**What needs to be done**.
Report every line in the records below that holds the word "count".

::: Data supplied

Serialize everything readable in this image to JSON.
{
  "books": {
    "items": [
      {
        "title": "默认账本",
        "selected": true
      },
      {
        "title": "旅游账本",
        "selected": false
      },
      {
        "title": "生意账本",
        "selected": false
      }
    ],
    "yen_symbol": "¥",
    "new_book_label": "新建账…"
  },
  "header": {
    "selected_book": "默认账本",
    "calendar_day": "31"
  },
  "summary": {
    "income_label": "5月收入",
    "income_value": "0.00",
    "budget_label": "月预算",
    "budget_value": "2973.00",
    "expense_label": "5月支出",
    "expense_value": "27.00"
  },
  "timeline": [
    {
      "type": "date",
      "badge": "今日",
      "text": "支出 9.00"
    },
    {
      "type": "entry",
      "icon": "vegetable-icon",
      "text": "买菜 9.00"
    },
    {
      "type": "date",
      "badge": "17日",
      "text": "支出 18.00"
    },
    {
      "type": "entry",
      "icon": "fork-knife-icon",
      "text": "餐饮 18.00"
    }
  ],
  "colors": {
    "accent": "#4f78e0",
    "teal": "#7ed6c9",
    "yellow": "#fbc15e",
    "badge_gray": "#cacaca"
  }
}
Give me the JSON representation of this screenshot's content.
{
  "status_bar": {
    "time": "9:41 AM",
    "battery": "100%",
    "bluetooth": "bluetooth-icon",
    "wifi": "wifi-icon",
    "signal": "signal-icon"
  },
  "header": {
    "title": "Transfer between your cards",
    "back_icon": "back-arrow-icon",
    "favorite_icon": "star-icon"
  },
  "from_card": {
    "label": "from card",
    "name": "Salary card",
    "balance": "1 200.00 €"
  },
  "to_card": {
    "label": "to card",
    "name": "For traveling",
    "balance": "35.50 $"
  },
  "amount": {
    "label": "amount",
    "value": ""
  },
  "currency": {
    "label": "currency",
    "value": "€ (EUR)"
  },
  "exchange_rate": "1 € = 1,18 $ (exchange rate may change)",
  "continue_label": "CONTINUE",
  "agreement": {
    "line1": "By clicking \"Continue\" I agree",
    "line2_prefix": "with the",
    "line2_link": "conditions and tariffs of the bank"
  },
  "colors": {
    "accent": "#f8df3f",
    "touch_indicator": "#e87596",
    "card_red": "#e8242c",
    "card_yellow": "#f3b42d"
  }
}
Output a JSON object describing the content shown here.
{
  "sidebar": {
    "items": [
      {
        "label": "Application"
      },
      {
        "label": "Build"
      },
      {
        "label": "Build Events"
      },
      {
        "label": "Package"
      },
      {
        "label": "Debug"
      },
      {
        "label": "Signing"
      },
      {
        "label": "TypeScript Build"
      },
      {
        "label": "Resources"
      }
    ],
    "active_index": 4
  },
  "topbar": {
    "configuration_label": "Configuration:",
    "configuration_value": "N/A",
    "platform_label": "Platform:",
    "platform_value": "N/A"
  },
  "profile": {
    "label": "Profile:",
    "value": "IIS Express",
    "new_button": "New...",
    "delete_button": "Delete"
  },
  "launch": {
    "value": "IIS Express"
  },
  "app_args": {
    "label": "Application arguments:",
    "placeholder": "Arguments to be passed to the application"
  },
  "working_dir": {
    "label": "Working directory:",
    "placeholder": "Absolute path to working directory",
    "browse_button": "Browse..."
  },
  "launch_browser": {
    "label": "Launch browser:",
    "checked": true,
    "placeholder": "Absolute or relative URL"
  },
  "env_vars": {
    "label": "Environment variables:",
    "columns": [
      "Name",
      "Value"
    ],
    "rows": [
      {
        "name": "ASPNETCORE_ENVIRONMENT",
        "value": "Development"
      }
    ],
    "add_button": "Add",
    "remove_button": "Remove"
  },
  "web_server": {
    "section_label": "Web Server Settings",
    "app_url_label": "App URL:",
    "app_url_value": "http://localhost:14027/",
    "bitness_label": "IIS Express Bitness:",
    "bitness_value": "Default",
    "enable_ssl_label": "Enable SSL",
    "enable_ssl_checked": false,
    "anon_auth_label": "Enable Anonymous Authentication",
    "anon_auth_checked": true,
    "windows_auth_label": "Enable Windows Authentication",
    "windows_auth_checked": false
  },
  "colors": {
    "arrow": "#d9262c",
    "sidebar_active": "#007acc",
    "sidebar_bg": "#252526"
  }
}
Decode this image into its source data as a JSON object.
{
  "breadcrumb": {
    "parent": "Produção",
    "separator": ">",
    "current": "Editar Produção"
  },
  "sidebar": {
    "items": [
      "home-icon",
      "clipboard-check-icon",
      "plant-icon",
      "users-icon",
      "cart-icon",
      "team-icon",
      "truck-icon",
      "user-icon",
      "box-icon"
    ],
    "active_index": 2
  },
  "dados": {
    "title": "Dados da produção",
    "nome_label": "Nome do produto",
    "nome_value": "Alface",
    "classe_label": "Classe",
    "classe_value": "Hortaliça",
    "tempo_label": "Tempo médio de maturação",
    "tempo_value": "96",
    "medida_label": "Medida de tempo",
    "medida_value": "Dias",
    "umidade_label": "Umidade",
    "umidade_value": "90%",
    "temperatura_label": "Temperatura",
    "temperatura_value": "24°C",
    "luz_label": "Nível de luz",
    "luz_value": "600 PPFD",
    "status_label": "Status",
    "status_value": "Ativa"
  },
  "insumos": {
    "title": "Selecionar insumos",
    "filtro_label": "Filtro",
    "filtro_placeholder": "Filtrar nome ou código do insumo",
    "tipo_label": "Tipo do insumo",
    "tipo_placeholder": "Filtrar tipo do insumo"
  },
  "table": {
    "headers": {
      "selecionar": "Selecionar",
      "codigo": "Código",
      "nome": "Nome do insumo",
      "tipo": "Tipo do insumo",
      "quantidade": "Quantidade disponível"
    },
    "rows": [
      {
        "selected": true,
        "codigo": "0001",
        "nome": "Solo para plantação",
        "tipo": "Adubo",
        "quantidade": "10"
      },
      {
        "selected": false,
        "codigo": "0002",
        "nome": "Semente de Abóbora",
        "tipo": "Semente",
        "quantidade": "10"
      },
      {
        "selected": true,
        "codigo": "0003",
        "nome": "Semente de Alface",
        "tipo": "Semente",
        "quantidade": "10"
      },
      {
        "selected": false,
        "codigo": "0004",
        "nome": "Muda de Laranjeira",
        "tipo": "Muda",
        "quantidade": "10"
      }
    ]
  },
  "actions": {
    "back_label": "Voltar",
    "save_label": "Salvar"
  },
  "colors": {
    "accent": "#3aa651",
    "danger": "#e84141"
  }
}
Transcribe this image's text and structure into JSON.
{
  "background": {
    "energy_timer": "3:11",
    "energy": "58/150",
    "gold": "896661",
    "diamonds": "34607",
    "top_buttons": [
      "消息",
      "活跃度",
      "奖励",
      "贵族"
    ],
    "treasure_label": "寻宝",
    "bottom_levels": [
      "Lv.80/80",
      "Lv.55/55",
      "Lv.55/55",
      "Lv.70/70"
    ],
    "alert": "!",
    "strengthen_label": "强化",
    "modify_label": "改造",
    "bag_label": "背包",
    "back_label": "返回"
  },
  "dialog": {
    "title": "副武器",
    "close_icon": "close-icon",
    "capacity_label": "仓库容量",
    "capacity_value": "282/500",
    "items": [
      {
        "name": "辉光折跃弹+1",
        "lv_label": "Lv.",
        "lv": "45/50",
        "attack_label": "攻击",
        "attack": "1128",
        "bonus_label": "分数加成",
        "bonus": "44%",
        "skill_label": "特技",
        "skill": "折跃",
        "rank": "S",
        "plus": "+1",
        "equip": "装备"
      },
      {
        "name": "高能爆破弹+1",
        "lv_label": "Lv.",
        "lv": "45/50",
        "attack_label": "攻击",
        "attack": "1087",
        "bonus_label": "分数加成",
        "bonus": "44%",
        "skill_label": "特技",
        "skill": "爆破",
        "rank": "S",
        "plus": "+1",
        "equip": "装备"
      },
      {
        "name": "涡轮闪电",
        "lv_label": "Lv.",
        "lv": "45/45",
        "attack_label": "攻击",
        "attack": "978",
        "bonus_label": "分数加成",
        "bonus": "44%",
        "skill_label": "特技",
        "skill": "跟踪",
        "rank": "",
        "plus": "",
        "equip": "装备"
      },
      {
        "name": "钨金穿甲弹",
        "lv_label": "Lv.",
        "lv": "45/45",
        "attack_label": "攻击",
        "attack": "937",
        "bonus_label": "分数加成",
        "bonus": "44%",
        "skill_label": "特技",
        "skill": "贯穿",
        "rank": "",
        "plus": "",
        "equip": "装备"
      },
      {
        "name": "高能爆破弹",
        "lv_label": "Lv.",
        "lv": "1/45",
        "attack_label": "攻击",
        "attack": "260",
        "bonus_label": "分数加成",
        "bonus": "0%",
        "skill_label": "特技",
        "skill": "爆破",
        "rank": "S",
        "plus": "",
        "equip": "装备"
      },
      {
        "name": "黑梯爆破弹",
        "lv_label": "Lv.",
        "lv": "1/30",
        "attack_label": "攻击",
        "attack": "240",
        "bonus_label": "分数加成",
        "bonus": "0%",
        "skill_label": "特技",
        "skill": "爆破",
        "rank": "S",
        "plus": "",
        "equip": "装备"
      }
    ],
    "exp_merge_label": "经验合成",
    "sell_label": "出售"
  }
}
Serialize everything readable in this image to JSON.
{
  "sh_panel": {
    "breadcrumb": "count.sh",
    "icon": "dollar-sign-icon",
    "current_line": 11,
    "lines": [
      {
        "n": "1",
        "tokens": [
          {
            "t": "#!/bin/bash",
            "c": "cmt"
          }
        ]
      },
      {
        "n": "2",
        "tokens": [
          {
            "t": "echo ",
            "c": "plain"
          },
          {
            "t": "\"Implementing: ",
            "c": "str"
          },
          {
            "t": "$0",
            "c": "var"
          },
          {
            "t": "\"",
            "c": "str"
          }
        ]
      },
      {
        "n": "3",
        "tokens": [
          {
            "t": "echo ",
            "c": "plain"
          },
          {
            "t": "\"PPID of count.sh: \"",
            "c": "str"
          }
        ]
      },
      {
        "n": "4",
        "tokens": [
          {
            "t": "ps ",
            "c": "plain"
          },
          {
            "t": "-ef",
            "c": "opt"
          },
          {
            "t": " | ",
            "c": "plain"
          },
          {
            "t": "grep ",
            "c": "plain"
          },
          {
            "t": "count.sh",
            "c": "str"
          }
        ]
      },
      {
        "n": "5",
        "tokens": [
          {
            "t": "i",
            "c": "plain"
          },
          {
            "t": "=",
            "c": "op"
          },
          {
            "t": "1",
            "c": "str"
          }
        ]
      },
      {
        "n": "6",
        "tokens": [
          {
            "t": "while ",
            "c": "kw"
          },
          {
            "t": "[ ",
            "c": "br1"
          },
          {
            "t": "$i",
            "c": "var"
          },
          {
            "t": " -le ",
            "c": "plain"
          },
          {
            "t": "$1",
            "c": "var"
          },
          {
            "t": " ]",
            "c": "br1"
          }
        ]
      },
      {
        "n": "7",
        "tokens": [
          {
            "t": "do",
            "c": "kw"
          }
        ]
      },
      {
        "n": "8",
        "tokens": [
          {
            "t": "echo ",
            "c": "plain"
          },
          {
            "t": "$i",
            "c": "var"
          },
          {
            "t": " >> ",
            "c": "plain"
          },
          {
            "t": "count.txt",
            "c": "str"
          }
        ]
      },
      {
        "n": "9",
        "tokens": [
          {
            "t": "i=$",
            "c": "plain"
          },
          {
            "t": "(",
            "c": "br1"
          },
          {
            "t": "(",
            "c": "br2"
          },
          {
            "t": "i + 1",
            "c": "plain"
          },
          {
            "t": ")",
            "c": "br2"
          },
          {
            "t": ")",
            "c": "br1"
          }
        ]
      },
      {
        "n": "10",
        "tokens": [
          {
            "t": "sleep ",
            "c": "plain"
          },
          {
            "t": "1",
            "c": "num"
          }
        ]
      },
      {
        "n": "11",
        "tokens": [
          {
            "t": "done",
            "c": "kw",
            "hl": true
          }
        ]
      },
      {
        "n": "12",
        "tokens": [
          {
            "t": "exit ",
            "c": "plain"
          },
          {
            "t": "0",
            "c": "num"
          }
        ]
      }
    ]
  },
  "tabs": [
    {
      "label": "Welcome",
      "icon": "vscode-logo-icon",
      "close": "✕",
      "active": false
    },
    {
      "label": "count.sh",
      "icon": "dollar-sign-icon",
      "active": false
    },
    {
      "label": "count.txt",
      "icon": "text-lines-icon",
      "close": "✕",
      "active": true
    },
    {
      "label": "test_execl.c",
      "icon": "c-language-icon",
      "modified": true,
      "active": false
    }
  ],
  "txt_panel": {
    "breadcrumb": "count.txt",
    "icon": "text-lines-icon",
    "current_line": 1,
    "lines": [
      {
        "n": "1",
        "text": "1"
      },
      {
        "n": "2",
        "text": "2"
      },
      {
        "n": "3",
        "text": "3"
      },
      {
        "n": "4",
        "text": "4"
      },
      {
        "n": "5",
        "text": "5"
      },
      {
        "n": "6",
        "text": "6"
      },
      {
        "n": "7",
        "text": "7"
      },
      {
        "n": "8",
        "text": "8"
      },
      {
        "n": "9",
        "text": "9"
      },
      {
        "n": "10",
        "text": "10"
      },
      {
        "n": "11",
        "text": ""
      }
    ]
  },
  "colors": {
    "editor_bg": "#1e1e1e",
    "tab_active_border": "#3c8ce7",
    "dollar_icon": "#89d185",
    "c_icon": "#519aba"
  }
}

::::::

**Task response**.
    "breadcrumb": "count.sh",
            "t": "\"PPID of count.sh: \"",
            "t": "count.sh",
            "t": "count.txt",
      "label": "count.sh",
      "label": "count.txt",
    "breadcrumb": "count.txt",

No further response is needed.